WABE has grown its audience quite a bit sense they dropped Classical music Classical music as a second format several years ago. However, they trail WSB AM/FM for the top radio news spot in the August Nielsen Audio PPM ratings.

WRAS, Georgia Public Broadcasting’s flagship station in Atlanta, continues to hold steady in estimated weekly listeners but keeps growing its AQH share bit by bit.   One factor that is inhibiting WRAS is the dual format of college rock during evening and overnight.


WHYY, Philadelphia saw its biggest drop in estimated weekly listeners in the August book in the past four years. However, WHYY’s AQH share remains strong. This means there are fewer people listening to WHYY in a typical week, but they are listening for longer periods of time.

WHYY’s 3.8% AQH share puts the station closer to commercial radio news giant KYW.

1 comment:

  1. I take no position on whether or not WBUR's culture needs to change, but I think there's some interesting facts I can add to the discussion.

    I started as a work/study student at WBUR in 1996. I left a FTE employee in 1999. There are at least a half-dozen people who worked there when I started who are still working there today, in 2018. Probably more like a dozen or two. It speaks to how the culture obviously works well for some people.
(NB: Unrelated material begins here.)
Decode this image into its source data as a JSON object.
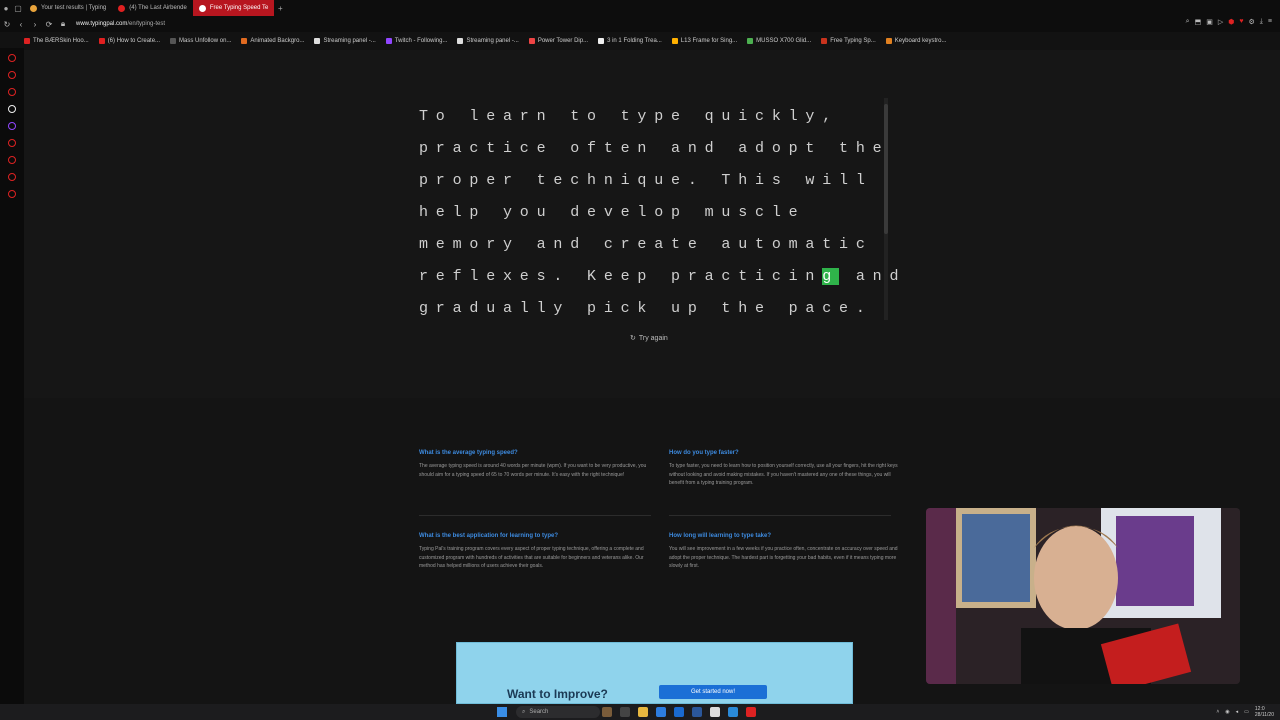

    I've stayed in touch with many friends who still work there, and my impression is that the culture isn't all that different from when I was there. (well, after accounting for the usual societal culture shifts over the last twenty years) That tells me the original hard-charging, "we expect the best and demand the best because we are the best" culture is still there that was originally implemented by Jane Christo and very much reinforced by then-BU President John Silber. Silber was a brash, tyrannical egomanic, who demanded the very best and usually got it...and didn't care in the slightest whether your feelings were hurt. Now changing a culture at any company is very, very difficult under any circumstance. It's all the moreso when there's too much success, as WBUR has, to easily say "things need to change." So I'm not surprised that culture has persisted long after Christo's departure and Silber's death. And again, I can't say whether or not that culture DOES need to change.

    Finally, working at WBUR...even though I *was* a student, I didn't really feel like I was working for a college. I felt like I was working for a high-pressure news organization at the top of the game. That's great in some ways...it's like living in New York: if you can make it here, you can make it anywhere. Lord knows I learned things and earned credibility in those three years that still benefit my career today.

    But having worked for radio stations at other colleges, where the college is much more involved, it does mean the staff can have culture shock when students DO come in as interns or student employees. What was the accepted norm ten or twenty years ago is legally-actionable behavior today...but since you're off in a walled garden of a successful news radio station, quite possibly you haven't been engaged enough with ins and outs of higher ed to see the culture gradually shifting over that time. That's not an indictment nor an excuse, just a potential explanation and perhaps a salient point in figuring out better "best practices" going further.